WHAT YOU NEED TO DO: Pull every line containing the word "Kali" from the records.

#### TASK INPUTS

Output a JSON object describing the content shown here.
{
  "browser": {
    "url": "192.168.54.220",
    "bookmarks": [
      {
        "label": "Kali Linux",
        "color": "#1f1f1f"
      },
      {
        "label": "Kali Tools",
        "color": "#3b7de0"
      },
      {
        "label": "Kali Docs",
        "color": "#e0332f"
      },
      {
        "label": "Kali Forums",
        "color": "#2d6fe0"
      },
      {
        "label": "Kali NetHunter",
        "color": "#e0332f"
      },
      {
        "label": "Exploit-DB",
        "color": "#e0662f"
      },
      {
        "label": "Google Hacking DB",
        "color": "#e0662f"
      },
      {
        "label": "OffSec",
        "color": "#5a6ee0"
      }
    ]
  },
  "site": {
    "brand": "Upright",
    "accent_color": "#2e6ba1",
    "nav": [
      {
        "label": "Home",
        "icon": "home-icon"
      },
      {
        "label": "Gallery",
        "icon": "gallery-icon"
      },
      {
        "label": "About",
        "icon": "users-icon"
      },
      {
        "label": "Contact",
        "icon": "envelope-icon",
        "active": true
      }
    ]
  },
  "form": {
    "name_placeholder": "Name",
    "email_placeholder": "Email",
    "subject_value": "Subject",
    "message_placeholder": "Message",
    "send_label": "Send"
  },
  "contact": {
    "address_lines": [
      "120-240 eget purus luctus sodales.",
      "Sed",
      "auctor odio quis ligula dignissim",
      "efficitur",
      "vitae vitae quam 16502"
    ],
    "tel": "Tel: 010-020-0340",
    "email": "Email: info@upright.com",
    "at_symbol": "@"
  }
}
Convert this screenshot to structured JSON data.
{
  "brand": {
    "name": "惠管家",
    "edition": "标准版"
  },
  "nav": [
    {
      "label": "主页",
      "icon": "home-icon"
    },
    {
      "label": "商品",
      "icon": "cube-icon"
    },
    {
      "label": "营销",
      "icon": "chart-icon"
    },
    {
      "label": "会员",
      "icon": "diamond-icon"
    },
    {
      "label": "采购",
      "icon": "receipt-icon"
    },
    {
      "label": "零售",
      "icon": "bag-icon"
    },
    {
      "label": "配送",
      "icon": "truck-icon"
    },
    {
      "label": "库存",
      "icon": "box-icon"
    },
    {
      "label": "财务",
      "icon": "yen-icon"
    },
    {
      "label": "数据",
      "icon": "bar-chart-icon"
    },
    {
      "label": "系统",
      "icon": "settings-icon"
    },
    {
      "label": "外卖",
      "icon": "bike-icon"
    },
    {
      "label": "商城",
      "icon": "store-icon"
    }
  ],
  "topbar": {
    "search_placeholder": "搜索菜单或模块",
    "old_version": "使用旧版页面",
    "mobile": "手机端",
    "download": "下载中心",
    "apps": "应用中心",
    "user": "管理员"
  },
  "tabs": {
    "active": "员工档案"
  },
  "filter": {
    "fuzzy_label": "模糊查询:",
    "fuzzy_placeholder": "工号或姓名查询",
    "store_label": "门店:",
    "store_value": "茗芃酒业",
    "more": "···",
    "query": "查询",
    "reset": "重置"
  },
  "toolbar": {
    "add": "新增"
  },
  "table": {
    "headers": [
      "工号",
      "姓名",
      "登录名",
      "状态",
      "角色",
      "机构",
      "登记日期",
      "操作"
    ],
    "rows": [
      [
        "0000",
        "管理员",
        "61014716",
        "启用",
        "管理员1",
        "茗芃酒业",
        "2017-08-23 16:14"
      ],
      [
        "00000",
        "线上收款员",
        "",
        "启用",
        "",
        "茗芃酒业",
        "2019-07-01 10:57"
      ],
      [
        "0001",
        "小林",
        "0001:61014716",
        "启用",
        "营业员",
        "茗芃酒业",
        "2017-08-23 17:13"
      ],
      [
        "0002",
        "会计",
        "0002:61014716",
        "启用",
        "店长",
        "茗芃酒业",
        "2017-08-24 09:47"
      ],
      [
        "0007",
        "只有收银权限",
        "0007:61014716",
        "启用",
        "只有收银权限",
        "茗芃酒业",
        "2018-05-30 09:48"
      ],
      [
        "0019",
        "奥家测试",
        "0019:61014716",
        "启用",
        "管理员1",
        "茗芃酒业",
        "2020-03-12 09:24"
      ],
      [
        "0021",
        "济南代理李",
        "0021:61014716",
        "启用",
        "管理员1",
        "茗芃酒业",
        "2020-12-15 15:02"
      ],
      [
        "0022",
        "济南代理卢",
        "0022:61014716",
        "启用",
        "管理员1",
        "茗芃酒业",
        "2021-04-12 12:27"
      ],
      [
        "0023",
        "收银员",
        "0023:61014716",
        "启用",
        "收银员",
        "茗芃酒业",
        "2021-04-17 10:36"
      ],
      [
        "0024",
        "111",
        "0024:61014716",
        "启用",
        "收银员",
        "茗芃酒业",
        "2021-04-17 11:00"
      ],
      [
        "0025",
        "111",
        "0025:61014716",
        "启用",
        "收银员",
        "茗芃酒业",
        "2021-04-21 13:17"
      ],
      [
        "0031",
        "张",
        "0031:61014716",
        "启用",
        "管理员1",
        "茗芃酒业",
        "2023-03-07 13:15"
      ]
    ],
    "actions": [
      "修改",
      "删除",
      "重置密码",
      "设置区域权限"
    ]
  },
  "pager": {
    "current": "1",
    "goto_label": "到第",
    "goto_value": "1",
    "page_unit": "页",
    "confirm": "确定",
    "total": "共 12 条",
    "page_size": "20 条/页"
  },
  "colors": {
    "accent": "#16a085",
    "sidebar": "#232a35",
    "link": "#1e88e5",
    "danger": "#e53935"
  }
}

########

ANSWER BOX:
        "label": "Kali Linux",
        "label": "Kali Tools",
        "label": "Kali Docs",
        "label": "Kali Forums",
        "label": "Kali NetHunter",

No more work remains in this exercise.